Confederate Citadel

Richmond and Its People at War

New Directions in Southern History

by Mary A. DeCredico

Published by: The University Press of Kentucky

224 pages, 6.00 x 9.00 in, 9 b&w photos, 3 maps

  • Hardcover
  • ISBN: 9780813179254
  • Published: May 2020
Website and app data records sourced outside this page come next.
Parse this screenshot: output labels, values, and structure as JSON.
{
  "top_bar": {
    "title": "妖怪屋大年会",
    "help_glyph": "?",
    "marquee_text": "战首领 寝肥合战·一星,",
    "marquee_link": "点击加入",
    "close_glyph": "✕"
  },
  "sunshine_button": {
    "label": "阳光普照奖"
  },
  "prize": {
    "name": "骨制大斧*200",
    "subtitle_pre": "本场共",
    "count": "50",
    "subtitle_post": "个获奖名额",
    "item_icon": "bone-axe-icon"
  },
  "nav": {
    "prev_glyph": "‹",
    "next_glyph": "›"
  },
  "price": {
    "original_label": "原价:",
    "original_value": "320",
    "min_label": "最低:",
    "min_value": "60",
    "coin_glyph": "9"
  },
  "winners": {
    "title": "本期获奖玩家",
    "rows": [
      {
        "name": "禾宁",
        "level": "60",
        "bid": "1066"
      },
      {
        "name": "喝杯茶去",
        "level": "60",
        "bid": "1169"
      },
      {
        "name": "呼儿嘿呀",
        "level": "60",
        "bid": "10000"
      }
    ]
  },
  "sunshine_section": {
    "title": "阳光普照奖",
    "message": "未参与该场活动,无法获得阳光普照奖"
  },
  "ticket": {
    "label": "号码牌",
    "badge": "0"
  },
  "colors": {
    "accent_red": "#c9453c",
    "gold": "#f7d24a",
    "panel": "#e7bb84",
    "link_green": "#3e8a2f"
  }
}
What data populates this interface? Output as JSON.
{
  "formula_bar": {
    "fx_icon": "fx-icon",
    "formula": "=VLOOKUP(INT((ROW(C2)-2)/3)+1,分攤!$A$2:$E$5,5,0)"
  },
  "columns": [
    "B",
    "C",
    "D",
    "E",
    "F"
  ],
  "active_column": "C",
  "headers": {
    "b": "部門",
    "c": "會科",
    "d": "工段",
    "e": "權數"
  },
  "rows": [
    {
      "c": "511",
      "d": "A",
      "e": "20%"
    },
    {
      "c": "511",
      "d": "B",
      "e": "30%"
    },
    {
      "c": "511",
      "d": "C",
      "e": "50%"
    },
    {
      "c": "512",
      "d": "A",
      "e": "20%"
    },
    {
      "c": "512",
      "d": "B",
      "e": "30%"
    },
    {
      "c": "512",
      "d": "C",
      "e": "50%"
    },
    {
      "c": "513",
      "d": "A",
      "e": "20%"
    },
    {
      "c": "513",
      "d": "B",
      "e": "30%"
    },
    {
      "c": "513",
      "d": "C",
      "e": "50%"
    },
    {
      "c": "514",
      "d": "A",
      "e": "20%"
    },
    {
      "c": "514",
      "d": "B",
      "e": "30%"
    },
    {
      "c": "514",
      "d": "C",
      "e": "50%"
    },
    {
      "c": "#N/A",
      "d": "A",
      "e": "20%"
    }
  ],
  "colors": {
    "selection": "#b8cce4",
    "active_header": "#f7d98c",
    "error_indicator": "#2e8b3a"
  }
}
Richmond, Virginia: pride of the founding fathers, doomed capital of the Confederate States of America. Unlike other Southern cities, Richmond boasted a vibrant, urban industrial complex capable of producing crucial ammunition and military supplies. Despite its northern position, Richmond became the Confederacy's beating heart -- its capital, second-largest city, and impenetrable citadel. As long as the city endured, the Confederacy remained a well-supplied and formidable force. But when Ulysses S. Grant broke its defenses in 1865, the Confederates fled, burned Richmond to the ground, and surrendered within the week. Confederate Citadel: Richmond and Its People at War offers a detailed portrait of life's daily hardships in the rebel capital during the Civil War. Here, barricaded against a siege, staunch Unionists became a dangerous fifth column, refugees flooded the streets, and women organized a bread riot in the city. Drawing on personal correspondence, private diaries, and newspapers, author Mary A. DeCredico spotlights the human elements of Richmond's economic rise and fall, uncovering its significance as the South's industrial powerhouse throughout the Civil War.